- Leones Luminantes: A History of the Secret Society on Campus - March 27, 2020
- What Happens If There Is a Case on Campus? - March 25, 2020
- Decoding Traditions at Yale-NUS - November 19, 2019
story | Rachel Hau, Contributing Reporter
photo | Yale-NUS College Public Affairs
As of Sept. 29 2017, 90% of Yale-NUS College graduates had secured jobs, fellowships or offers to pursue graduate school. This is a marked increase from the 63% figure reported by The Straits Times earlier this year (May 30). The Yale-NUS graduation ceremony was held on May 29.
According to Yale-NUS Public Affairs, the inaugural batch of students have gained employment in sectors including public sector and policy (17%), consulting (14%), science & research (12%), education (11%), finance (10%) and technology and startups (9%).
They have also been hired by employers such as Bain & Company, Credit Suisse, McKinsey & Company, Oliver Wyman, Goldman Sachs, National Arts Council, Ministry of Education, SAP Innovation Centre, Heineken, H&M and Carousell.
Class of 2017 Alumni are also pursuing graduate studies at reputable institutions in Singapore and beyond, such as Lee Kuan Yew School of Public Policy, Yale University, The University of Chicago, Harvard University and University College London. Their fields of study include astronomy, psychology and literature.
Elson Ong ’17 is one of several Yale-NUS graduates who have found jobs overseas. Ong currently works as a product controller in the finance division of Goldman Sachs in Hong Kong. He said that he did not expect to be offered this technical role because he had majored in Urban Studies, which is not directly related to Finance or Accounting.

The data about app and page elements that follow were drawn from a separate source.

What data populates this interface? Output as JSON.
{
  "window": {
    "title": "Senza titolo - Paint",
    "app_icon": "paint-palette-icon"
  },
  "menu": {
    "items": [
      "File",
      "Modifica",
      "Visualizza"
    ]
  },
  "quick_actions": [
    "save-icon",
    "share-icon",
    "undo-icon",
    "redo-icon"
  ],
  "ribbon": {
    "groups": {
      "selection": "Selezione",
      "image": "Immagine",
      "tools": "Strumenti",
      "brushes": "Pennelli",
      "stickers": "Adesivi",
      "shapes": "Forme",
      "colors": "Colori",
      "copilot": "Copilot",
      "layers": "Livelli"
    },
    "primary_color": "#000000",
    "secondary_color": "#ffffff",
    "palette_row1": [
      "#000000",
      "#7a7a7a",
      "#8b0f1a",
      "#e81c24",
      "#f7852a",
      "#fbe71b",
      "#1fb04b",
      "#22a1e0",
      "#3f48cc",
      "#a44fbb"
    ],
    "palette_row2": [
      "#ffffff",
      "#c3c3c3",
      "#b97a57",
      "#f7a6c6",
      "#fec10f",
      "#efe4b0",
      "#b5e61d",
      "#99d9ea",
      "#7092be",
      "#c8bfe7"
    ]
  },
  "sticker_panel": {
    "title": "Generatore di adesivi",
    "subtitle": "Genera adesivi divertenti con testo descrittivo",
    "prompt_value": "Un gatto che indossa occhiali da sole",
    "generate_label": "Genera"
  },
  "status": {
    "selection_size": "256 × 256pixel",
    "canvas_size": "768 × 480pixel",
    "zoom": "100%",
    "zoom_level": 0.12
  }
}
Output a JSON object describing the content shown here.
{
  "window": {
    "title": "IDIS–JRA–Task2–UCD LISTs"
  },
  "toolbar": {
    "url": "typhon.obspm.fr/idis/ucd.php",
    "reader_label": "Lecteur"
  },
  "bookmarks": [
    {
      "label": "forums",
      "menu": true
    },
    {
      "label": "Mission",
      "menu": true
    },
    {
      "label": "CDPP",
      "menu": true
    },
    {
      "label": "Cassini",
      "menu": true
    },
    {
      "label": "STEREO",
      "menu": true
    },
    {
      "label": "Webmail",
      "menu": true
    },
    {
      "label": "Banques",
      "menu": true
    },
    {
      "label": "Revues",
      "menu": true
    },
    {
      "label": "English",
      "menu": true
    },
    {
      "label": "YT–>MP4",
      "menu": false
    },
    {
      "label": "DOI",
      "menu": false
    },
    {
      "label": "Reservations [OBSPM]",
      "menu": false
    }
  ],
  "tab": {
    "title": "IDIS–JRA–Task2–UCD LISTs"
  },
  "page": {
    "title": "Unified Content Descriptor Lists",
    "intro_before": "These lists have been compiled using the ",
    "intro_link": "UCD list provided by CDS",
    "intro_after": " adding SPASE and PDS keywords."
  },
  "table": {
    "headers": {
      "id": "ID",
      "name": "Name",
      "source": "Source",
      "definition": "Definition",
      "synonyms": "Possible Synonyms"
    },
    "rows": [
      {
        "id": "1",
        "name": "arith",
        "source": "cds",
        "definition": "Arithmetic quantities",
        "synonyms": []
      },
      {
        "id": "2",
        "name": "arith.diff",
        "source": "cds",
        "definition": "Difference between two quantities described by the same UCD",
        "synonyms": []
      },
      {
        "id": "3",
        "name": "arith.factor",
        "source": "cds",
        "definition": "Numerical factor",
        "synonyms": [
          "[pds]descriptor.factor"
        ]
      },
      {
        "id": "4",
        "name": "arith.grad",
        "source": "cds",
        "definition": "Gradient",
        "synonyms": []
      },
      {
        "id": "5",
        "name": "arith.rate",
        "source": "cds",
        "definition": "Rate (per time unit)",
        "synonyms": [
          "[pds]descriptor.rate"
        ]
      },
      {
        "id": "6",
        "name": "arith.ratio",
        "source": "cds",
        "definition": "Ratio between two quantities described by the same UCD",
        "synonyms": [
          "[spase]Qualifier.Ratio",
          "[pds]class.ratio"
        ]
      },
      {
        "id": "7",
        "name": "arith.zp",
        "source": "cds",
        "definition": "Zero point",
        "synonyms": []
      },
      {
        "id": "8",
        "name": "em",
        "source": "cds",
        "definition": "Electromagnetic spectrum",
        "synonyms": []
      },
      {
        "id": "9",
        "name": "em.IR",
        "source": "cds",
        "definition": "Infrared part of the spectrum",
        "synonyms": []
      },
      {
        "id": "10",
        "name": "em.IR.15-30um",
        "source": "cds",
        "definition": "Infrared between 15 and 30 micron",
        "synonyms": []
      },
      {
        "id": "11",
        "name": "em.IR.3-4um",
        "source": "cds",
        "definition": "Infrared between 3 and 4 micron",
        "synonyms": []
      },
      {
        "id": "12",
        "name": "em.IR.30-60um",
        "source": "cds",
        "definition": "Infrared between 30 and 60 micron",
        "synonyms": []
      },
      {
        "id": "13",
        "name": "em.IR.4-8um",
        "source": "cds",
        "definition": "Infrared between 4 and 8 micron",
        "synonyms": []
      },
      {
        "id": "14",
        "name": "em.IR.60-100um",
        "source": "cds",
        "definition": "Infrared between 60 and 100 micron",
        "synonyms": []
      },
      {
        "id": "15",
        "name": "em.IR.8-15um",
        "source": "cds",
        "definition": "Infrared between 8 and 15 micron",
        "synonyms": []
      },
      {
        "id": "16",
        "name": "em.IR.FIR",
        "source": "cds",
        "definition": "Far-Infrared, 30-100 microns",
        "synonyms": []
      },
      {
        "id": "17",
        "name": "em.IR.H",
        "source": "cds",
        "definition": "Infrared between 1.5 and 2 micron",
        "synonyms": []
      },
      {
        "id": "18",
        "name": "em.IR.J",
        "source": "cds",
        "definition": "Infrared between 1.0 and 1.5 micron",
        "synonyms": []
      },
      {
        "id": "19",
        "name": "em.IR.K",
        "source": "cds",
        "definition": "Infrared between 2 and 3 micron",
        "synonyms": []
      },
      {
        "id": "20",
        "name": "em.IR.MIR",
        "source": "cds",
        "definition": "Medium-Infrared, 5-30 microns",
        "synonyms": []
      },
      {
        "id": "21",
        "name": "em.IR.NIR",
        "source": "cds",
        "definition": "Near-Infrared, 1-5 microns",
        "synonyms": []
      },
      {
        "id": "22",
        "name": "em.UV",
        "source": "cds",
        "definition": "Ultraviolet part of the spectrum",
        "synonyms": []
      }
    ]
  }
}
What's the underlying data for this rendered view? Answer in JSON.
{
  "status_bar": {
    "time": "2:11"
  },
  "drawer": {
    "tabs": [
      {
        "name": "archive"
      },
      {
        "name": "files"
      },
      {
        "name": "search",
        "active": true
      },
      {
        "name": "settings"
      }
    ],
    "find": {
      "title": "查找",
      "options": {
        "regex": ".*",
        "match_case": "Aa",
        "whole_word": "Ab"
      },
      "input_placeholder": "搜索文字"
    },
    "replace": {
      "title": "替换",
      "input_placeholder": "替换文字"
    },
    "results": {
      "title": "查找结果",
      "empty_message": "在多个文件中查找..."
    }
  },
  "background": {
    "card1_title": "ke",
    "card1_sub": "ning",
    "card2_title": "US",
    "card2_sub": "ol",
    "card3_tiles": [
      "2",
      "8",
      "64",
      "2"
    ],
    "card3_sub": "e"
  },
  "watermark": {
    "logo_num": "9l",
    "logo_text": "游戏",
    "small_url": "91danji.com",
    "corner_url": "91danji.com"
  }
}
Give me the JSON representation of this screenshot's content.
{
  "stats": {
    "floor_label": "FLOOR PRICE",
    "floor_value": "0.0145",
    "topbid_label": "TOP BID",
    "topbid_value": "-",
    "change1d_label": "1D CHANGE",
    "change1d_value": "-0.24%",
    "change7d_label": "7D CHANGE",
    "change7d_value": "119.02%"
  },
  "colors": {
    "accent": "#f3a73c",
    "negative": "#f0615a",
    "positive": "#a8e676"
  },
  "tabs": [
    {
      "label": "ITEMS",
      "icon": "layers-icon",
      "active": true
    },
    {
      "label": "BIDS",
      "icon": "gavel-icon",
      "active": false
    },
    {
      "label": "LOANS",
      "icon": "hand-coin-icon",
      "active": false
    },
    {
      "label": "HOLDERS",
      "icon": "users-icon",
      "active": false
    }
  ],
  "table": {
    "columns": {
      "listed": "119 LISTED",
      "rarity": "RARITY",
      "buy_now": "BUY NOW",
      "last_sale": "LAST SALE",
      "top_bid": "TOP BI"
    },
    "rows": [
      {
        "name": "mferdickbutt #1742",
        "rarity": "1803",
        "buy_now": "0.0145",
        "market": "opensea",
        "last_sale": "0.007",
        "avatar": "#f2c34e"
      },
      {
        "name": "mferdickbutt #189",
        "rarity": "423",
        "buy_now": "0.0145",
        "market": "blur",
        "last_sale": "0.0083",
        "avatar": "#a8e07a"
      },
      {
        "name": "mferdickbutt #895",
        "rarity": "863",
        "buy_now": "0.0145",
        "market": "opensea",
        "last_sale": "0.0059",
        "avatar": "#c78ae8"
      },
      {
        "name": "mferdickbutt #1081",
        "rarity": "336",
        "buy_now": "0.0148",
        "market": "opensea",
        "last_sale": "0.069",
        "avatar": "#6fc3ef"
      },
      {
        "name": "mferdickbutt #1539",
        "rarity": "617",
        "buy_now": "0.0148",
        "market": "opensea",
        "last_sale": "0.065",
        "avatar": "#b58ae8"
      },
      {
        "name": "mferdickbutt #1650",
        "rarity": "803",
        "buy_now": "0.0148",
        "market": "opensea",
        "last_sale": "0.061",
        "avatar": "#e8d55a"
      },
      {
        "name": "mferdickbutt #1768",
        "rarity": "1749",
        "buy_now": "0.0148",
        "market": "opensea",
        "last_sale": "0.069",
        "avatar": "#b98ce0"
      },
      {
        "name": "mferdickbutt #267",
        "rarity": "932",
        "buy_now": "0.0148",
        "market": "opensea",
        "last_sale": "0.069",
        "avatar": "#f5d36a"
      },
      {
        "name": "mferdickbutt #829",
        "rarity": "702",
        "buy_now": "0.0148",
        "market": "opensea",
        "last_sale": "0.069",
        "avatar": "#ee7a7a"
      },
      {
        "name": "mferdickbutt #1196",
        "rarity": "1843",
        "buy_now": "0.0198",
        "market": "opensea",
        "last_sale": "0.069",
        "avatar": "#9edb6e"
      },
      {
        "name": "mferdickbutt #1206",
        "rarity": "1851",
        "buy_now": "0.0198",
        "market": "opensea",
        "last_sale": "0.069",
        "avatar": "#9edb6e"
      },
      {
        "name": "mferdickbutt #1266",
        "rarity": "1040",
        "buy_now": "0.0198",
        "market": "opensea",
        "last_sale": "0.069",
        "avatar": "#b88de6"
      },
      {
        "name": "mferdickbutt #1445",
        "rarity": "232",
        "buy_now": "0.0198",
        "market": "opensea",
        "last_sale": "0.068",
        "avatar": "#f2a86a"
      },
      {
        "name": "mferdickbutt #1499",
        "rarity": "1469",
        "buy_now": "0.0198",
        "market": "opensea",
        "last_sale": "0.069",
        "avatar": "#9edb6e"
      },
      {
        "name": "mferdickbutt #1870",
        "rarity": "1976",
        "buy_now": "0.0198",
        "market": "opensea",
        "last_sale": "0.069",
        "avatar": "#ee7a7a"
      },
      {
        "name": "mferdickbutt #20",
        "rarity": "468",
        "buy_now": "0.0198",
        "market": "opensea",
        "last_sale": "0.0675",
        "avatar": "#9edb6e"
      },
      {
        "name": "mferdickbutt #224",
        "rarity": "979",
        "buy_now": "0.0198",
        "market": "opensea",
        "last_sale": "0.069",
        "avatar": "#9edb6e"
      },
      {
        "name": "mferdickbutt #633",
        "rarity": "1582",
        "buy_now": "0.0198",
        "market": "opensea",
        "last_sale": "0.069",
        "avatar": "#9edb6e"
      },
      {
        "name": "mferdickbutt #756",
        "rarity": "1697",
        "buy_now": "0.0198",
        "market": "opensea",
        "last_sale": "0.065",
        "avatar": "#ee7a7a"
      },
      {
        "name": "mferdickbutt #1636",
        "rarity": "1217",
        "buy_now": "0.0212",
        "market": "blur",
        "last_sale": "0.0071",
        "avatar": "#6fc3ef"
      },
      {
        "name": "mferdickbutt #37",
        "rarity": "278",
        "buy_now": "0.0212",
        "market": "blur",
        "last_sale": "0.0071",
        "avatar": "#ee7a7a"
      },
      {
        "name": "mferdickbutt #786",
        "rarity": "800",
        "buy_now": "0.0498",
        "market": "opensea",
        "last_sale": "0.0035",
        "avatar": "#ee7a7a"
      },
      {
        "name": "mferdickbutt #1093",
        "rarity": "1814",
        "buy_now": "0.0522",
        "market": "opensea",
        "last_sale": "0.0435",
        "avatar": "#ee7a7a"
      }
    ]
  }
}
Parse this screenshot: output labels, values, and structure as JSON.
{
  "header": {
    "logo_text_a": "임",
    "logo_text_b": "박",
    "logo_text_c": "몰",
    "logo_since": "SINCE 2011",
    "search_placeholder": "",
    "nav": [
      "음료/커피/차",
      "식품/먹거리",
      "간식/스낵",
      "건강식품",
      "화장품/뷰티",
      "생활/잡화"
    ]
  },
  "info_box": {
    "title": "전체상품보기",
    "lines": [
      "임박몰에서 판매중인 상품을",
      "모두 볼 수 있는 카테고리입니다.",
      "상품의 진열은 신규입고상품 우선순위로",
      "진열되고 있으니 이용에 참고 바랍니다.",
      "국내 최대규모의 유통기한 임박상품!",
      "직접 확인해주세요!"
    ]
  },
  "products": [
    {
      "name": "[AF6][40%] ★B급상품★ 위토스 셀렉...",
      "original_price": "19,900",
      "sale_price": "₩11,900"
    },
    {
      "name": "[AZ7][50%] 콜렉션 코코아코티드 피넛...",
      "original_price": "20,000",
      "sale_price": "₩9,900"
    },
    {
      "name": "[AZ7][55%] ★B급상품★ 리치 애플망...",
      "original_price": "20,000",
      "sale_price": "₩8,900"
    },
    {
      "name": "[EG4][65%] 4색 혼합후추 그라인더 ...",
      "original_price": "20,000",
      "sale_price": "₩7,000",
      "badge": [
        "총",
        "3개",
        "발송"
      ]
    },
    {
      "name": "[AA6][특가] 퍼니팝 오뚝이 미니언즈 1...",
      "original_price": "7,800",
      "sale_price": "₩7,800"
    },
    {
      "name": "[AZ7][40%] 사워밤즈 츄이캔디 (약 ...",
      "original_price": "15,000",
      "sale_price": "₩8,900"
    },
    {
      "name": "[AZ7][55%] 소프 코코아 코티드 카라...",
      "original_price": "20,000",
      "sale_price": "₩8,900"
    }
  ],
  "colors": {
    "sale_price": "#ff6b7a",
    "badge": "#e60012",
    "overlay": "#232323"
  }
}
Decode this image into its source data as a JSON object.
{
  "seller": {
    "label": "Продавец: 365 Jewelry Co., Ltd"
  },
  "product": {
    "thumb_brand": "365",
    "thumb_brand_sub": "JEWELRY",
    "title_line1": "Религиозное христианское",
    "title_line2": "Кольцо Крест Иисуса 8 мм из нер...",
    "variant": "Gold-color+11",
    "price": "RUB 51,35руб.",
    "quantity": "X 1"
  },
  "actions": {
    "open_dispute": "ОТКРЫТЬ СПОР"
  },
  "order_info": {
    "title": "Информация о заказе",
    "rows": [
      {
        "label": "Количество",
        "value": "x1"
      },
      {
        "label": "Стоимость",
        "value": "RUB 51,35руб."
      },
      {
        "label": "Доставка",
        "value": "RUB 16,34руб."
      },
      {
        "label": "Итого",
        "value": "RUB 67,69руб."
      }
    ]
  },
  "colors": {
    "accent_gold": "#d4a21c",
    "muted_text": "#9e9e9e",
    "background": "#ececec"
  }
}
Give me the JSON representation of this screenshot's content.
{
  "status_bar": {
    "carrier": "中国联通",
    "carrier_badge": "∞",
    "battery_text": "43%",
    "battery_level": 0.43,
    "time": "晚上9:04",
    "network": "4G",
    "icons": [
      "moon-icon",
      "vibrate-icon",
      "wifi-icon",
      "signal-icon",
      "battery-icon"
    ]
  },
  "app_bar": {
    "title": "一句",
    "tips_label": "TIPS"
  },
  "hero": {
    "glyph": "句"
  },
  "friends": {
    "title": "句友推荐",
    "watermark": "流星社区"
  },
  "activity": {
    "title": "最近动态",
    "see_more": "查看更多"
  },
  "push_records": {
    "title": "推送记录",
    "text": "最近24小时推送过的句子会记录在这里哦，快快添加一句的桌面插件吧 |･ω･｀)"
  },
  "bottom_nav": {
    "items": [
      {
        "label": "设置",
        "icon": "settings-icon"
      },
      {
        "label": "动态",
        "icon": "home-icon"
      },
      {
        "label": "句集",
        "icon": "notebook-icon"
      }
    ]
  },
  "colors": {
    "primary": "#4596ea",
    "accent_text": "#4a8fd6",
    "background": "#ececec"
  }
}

Melody Madhavan ’17, a history major from Singapore, is another Yale-NUS graduate working abroad. Madhavan is a digital marketing intern at L’Oreal in Tokyo, Japan. In addition to other jobs in marketing, she considered teaching English in Japan under the Japan Exchange and Teaching Programme.
Despite finding her job search particularly tiring and challenging as she had to juggle multiple applications and interviews in Japanese, Madhavan emphasised the importance of learning from rejections, remaining confident, and being patient. “I only got my job in April (and a whole other bunch of offers) despite applying for jobs from November the year before,” she said over online correspondence.
Closer to home, Jevon Chandra ’17, an Arts and Humanities major, is working in the Outreach & Education department at the Nanyang Technological University Centre for Contemporary Art (NTU CCA) Singapore. He also participates in The Substation’s Concerned Citizen Programme, a programme that aims to equip young people “with knowledge and mentorship to create an intervention in our city” — to challenge the use and regulation of space in Singapore.
Chandra said via email, “I did have my anxieties nearing and after graduation. But once I was of a calmer mind, I decided: I’d aim (in the short run) to be a practicing artist.”
Feelings of uncertainty about employment and economic outlook are not unique to Yale-NUS students. At other universities in Singapore, the 2016 employment rates of graduates with Bachelor of Arts (Honours) degrees ranged from 46.6% to 79.3%, while employment rates of Bachelor of Science (Honours) graduates ranged from 64.2% to 77.1%.
Typically, tertiary institutions in Singapore release results in February in the year after graduation. Collection of post-graduation employment statistics begins about 6 months after graduation, around the time when this article was written.
Despite the uncertainty that may remain beyond graduation, some Yale-NUS students expressed certainty about the tools and resources they had been equipped with. Ong said, “The global experiences that I had in Yale-NUS, such as living in different countries for two-to-six month periods and also interacting with different cultures through the school community and curriculum, helped me to adapt to the international environment here in Hong Kong and the firm I am working for.”